Libyan rebels let Russian journalists go
Russia’s newspaper Komsomolskaya Pravda (KP) says that their special correspondents Dmitry Steshin and Aleksandr Kots managed to make a telephone call and report that they had been released. The three-man crew of Russian broadcaster NTV, consisting of correspondent Yury Kuchinsky, producer Aleksandr Viktorov and cameraman Aleksandr Bolotnikov, is also reported to have been set free, according to Russia’s news agency RIA Novosti that refers to NTV’s press service.
On being detained, all the five correspondents were taken to Benghazi, the opposition’s stronghold. KP journalists reported that they were kept at a military base near the city. The rebels took away their documents and equipment, but did not provide any explanations. They seemed to want to make sure that the journalists were not connected with Gaddafi’s forces before letting the correspondents go.
KP’s Deputy Editor-in-chief Andrey Baranov stated that Kotz and Steshin were captured by the rebels at Ajdabiya’s gate.The journalists were on their way to Ajdabiya to estimate the current state of affairs there. “The rebels put them through a long interrogation. Neither press ID cards, nor camera permits have produced any impression on the rebels,” said Baranov.
Russia’s Foreign Minister Sergey Lavrov said Russia’s ambassadors in Italy and Turkey have requested their Italian and Turkish colleagues to address the Libyans through their consulates in Benghazi to facilitate the journalists’ release, Russia’s news agency Interfax reported.
"Of course, we are worried about the fact that our journalists have been seized in eastern Libya by the opposition,” Lavrov said on Friday. “I think that we can turn to the leadership of countries that reportedly might have their special forces on the ground. This is a serious matter, and we don't want to miss a chance which will allow us to successfully release our journalists."

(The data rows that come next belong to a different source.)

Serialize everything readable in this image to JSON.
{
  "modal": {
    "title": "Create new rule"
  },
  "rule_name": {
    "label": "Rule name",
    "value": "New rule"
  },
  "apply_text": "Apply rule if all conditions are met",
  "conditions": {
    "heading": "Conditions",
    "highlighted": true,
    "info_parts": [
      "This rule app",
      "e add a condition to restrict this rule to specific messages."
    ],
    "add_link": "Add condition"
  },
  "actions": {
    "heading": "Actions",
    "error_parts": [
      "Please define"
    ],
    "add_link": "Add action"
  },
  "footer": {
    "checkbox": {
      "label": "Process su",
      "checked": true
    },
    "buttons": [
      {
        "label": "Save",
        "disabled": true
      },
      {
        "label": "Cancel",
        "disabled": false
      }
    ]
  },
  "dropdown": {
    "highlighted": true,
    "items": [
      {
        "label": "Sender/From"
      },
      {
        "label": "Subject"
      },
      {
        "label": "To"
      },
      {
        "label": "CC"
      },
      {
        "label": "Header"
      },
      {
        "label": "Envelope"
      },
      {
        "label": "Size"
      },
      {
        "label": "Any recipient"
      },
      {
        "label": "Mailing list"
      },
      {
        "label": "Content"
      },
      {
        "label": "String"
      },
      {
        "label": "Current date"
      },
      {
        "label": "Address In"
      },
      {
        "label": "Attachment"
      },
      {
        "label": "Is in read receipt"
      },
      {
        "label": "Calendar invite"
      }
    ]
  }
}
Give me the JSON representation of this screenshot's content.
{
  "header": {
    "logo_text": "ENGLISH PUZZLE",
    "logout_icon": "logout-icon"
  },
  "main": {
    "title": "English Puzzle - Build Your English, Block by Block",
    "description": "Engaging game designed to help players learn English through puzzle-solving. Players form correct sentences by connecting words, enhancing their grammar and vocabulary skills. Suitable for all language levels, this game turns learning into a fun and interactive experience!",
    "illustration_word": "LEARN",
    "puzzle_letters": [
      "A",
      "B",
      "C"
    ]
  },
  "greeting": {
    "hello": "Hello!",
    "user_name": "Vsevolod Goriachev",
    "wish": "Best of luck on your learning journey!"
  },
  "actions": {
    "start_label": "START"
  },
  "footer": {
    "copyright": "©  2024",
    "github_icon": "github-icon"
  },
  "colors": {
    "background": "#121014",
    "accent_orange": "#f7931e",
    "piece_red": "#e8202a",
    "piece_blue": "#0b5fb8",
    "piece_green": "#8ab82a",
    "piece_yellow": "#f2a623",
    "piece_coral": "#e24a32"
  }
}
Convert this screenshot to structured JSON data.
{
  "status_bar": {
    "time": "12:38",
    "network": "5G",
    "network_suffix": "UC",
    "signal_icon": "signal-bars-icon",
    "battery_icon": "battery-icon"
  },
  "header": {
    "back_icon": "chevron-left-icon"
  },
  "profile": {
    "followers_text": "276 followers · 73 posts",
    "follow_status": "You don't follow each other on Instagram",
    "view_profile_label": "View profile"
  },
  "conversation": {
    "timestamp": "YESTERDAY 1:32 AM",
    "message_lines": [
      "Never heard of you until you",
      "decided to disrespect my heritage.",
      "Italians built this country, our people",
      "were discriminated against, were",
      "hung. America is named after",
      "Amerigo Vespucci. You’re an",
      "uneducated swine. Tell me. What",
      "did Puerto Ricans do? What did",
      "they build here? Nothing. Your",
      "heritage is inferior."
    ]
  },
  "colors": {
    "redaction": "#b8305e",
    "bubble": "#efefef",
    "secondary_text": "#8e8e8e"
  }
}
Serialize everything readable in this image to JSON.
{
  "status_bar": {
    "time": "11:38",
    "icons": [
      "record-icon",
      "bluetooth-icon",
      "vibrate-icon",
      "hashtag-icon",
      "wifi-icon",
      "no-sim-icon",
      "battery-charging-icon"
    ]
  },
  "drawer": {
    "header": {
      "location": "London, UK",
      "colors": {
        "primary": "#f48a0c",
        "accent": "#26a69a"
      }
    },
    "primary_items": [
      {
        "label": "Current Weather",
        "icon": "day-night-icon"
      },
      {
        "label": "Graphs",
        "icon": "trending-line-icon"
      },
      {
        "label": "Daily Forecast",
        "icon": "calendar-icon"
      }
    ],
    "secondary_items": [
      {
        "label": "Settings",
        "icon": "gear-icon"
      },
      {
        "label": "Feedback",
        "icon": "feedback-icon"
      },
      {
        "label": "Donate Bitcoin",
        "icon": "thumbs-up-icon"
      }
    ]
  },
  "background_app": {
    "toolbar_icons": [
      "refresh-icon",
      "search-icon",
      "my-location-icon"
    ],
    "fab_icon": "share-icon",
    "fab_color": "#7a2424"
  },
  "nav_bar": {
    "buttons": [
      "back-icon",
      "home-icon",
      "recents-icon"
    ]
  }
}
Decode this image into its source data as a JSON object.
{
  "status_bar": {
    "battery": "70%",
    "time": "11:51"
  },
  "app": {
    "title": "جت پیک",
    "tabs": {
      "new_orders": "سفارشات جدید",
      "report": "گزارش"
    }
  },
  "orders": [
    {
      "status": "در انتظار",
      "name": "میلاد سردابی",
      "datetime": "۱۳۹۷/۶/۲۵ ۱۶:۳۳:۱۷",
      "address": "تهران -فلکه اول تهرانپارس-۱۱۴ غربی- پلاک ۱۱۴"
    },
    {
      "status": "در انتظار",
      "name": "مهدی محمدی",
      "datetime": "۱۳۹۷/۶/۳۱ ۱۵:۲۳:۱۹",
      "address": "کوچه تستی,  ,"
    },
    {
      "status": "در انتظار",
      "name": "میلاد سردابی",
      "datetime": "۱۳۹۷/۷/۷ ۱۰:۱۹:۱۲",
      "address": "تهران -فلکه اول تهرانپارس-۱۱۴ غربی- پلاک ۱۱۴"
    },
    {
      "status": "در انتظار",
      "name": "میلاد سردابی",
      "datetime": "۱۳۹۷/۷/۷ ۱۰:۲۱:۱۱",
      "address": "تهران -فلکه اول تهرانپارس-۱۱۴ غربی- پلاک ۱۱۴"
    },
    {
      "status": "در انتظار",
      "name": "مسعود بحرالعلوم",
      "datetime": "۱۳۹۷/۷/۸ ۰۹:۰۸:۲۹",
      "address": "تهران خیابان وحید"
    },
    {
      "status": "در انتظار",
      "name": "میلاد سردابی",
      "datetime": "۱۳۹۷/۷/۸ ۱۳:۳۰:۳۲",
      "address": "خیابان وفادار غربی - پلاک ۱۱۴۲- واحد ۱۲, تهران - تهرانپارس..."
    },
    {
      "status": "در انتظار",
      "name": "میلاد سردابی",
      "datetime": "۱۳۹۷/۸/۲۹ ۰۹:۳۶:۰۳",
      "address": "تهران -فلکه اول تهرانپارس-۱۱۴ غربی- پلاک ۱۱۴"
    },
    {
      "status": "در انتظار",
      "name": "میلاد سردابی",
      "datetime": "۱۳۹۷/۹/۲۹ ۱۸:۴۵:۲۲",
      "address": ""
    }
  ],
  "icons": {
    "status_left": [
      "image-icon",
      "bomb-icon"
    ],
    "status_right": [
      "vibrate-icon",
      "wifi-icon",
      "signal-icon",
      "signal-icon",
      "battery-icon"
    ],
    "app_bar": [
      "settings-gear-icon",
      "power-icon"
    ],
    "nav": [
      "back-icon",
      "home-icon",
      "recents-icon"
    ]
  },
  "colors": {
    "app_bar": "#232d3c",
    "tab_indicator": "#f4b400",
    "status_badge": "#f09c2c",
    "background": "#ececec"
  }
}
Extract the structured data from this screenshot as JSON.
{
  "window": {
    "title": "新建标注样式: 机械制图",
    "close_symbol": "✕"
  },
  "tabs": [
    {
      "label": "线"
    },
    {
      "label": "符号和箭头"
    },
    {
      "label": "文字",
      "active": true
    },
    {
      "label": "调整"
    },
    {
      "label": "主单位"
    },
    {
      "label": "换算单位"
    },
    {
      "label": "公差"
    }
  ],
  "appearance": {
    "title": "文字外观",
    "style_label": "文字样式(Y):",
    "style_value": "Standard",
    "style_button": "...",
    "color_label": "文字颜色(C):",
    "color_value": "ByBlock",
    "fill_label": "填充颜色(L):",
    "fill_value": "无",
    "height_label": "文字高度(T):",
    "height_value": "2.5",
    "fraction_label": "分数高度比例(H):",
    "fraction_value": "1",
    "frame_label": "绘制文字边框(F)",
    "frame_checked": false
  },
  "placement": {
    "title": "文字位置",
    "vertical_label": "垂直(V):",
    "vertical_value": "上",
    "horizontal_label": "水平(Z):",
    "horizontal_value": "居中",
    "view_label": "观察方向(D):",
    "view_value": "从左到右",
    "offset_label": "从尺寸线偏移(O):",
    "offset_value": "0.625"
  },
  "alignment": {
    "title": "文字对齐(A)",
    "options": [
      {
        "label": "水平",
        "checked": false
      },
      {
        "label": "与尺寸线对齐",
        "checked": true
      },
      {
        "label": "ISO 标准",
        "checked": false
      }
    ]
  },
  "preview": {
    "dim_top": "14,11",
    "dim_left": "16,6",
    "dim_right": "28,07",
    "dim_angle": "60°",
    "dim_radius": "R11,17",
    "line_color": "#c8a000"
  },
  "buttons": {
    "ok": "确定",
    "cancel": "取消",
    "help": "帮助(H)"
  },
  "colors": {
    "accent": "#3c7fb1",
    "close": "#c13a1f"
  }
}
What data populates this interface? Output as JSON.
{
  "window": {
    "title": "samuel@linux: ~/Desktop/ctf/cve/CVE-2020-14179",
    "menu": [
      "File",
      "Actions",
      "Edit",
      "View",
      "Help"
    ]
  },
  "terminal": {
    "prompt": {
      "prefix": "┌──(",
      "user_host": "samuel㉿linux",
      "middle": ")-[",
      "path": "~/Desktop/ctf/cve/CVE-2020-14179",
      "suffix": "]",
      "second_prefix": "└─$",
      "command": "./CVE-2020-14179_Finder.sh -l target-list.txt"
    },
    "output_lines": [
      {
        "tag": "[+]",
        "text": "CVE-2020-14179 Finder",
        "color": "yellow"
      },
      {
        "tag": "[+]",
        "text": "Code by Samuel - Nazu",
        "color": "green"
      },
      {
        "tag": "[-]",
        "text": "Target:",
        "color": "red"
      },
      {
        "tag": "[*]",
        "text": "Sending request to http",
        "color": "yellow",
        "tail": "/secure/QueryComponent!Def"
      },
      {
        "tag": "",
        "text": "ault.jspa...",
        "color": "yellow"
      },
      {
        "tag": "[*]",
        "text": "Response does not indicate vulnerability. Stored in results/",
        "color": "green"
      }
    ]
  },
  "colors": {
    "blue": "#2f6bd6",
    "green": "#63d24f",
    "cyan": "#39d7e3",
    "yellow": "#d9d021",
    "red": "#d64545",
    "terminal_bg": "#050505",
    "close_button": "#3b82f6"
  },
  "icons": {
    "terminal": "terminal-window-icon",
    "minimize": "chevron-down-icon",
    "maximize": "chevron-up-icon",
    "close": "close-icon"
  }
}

Russia's envoy to NATO Dmitry Rogozin addressed the alliance on Friday with a request to assist in the release of the captured journalists. The UN office in Brussels received a request of the same nature, the Russian Foreign Affairs Ministry said.
On April 8, Libya’s city of Ajdabiya was awash with fighting. Thousands of rebels and civilians started making their escape to the city of Benghazi. The massive retreat was caused by pro-Gaddafi troops rumored to be approaching the city.
Opposition forces prohibited journalists as early as April 1 from leaving Ajdabiya, as the city was just 40 km away from what was then the frontline. Ajdabiya, which is also called “Benghazi’s gate”, is the location of Libya’s National Council, created and proclaimed by the Libyan opposition as the official governing body of the North African country.
Up to April 8, as many as 13 press representatives were captured or have gone missing in Libya, according to the Committee to Protect Journalists (CPJ). This figure includes four Al-Jazeera correspondents; two Agence France-Presse journalists; one Getty Image photographer and six Libyan journalists. Two press representatives were killed: a Libyan correspondent and an Al-Jazeera crewman.
Four other journalists of The New York Times, who entered Libya without visas, were seized in mid-March in Ajdabiya and released on March 21 with the assistance of Turkish diplomats.